Mix in grass clippings, leaves, and kitchen scraps (like coffee ground and non-citrus produce).
Moisten the compost pile with a garden hose, but be sure not to soak it. Cover it with a tarp and mix it well every 2 weeks. Moisten the compost heap, and then cover it again so it can maintain humidity and heat.
The composting process can take a few months up to a year, but add earthworms and coffee grounds to speed up the process.
How Long Does Rabbit Poop Take to Break Down?
It takes about 3-5 days for the rabbit droppings to decompose.
How Much Rabbit Poop Can I Use for My Garden?
How much rabbit poo or bunny honey you use for your garden depends on the quality of the soil, whether you are using it for your garden or container gardening, and when you apply it to the soil.
For Your Existing Garden
For every 10 square feet of soil, apply 2.5-10 pounds of fresh or composted rabbit poop fertilizer. How much you use depends on the nutrient requirements of the plants you want to grow and the soil quality.
You can work the manure into the soil before planting or leave fresh manure on the soil. If you leave fresh manure on the soil, cover it with 2-4 inches of hay, dry leaves, or another organic mulch so the nutrients don’t wash away when it rains.
Flower and Vegetable Gardens
For flower and vegetable gardens, you want to ensure that any bacteria or parasites in the fresh rabbit manure are killed before you start planting.

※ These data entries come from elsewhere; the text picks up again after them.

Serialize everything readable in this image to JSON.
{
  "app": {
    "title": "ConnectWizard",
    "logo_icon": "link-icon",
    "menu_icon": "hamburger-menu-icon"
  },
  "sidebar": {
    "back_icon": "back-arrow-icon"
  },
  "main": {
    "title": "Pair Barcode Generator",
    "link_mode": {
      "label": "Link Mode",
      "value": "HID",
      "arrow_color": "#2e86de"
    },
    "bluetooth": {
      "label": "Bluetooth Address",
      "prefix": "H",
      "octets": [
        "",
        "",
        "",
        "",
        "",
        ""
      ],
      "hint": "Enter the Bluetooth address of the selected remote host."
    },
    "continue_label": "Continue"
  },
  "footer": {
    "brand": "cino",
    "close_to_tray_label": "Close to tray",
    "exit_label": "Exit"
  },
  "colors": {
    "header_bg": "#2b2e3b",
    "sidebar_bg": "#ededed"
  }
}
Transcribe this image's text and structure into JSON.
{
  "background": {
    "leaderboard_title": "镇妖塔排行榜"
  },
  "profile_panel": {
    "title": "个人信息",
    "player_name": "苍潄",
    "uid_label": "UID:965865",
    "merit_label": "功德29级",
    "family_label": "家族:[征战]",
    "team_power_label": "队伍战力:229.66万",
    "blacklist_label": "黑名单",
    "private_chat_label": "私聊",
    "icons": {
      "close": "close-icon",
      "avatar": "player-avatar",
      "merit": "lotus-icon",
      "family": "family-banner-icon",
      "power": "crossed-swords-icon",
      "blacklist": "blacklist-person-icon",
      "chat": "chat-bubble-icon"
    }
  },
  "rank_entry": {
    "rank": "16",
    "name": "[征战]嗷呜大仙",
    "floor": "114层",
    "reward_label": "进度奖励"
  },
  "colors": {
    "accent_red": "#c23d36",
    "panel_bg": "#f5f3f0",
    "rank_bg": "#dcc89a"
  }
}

In fall, add the fresh manure to the soil and then plant your veggies and flowers in spring. If you add fresh bunny honey to the soil, wait 120 days before harvesting leafy green crops like kale and spinach or 90 days before harvesting fruiting crops like zucchini or tomatoes.
As a top dressing for your container gardening project, add a 0.5-1 inch layer of rabbit pellets around the plant but ensure the poop doesn’t touch the plant.
Adding bunny honey to potting mix improves how well the soil drains and its fertility. Add 1-2 handfuls of the pellets to a pot and mix it with the potting soil before planting.
The Final Bunny Honey
If you have a pet rabbit or are raising rabbits, you finally have a good use for all the rabbit droppings. Otherwise, you can buy bunny honey from rabbit farmers or prepackaged from garden centers.
Add the rabbit fertilizer to your vegetable garden, flower beds, or other plants in your front and backyard and see how they grow!